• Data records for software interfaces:

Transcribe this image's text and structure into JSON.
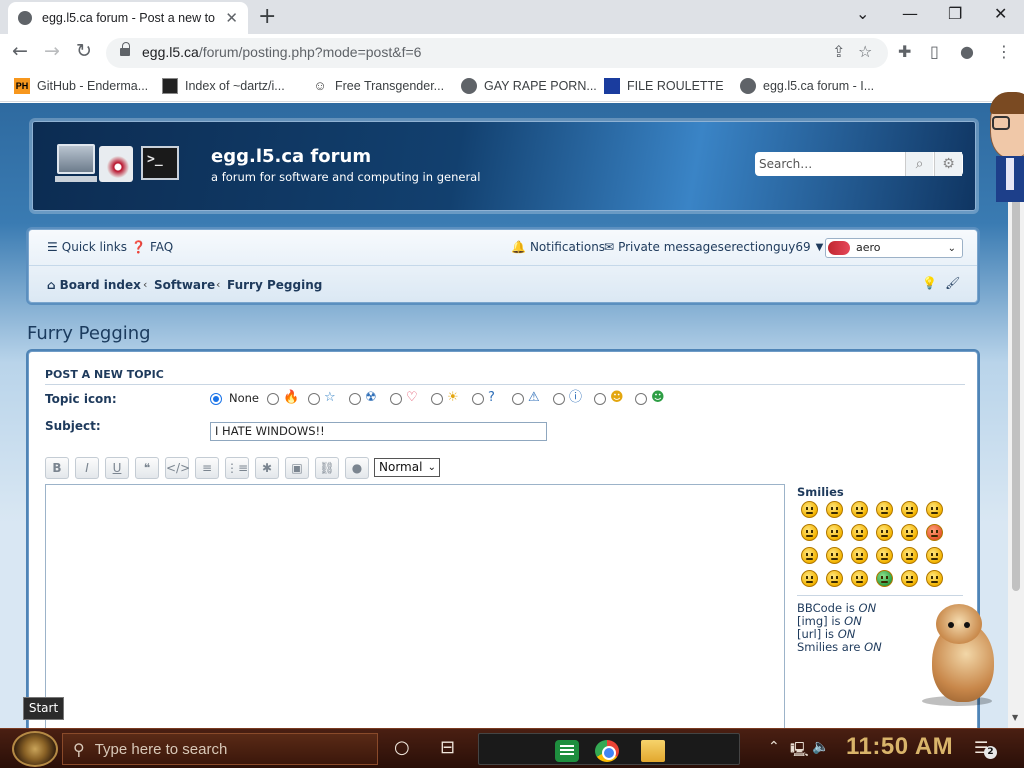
{
  "browser": {
    "tab_title": "egg.l5.ca forum - Post a new to",
    "url_host": "egg.l5.ca",
    "url_path": "/forum/posting.php?mode=post&f=6",
    "bookmarks": [
      {
        "label": "GitHub - Enderma...",
        "icon": "ph-icon",
        "icon_text": "PH"
      },
      {
        "label": "Index of ~dartz/i...",
        "icon": "index-icon"
      },
      {
        "label": "Free Transgender...",
        "icon": "mask-icon"
      },
      {
        "label": "GAY RAPE PORN...",
        "icon": "globe-icon"
      },
      {
        "label": "FILE ROULETTE",
        "icon": "file-roulette-icon"
      },
      {
        "label": "egg.l5.ca forum - I...",
        "icon": "globe-icon"
      }
    ]
  },
  "header": {
    "site_title": "egg.l5.ca forum",
    "site_description": "a forum for software and computing in general",
    "search_placeholder": "Search…"
  },
  "navbar": {
    "quick_links": "Quick links",
    "faq": "FAQ",
    "notifications": "Notifications",
    "private_messages": "Private messages",
    "username": "erectionguy69",
    "style_value": "aero",
    "breadcrumbs": [
      "Board index",
      "Software",
      "Furry Pegging"
    ]
  },
  "topic": {
    "title": "Furry Pegging"
  },
  "form": {
    "panel_heading": "POST A NEW TOPIC",
    "topic_icon_label": "Topic icon:",
    "topic_icon_none": "None",
    "topic_icons": [
      "fire-icon",
      "star-icon",
      "radioactive-icon",
      "heart-icon",
      "sun-icon",
      "question-icon",
      "warning-icon",
      "info-icon",
      "wink-icon",
      "alien-icon"
    ],
    "subject_label": "Subject:",
    "subject_value": "I HATE WINDOWS!!",
    "format_buttons": [
      {
        "name": "bold-button",
        "glyph": "B"
      },
      {
        "name": "italic-button",
        "glyph": "I"
      },
      {
        "name": "underline-button",
        "glyph": "U"
      },
      {
        "name": "quote-button",
        "glyph": "❝"
      },
      {
        "name": "code-button",
        "glyph": "</>"
      },
      {
        "name": "list-button",
        "glyph": "≡"
      },
      {
        "name": "ordered-list-button",
        "glyph": "⋮≡"
      },
      {
        "name": "list-item-button",
        "glyph": "✱"
      },
      {
        "name": "image-button",
        "glyph": "▣"
      },
      {
        "name": "link-button",
        "glyph": "⛓"
      },
      {
        "name": "color-button",
        "glyph": "●"
      }
    ],
    "font_size_value": "Normal",
    "smilies_label": "Smilies",
    "smilies_count": 24,
    "options": {
      "bbcode_label": "BBCode is",
      "bbcode_state": "ON",
      "img_label": "[img] is",
      "img_state": "ON",
      "url_label": "[url] is",
      "url_state": "ON",
      "smilies_label": "Smilies are",
      "smilies_state": "ON"
    }
  },
  "overlay": {
    "start_tooltip": "Start"
  },
  "taskbar": {
    "search_placeholder": "Type here to search",
    "clock": "11:50 AM",
    "notification_count": "2"
  }
}
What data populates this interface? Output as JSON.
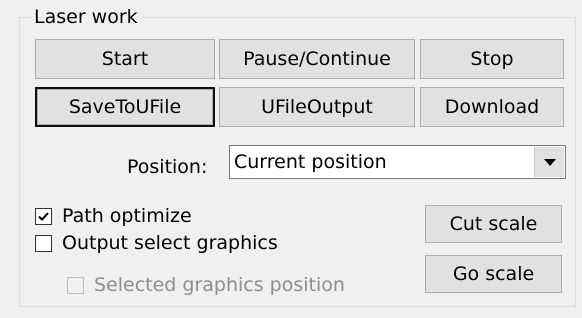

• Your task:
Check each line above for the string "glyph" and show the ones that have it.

• Exercise output:
        "glyph": "B"
        "glyph": "I"
        "glyph": "U"
        "glyph": "❝"
        "glyph": "</>"
        "glyph": "≡"
        "glyph": "⋮≡"
        "glyph": "✱"
        "glyph": "▣"
        "glyph": "⛓"
        "glyph": "●"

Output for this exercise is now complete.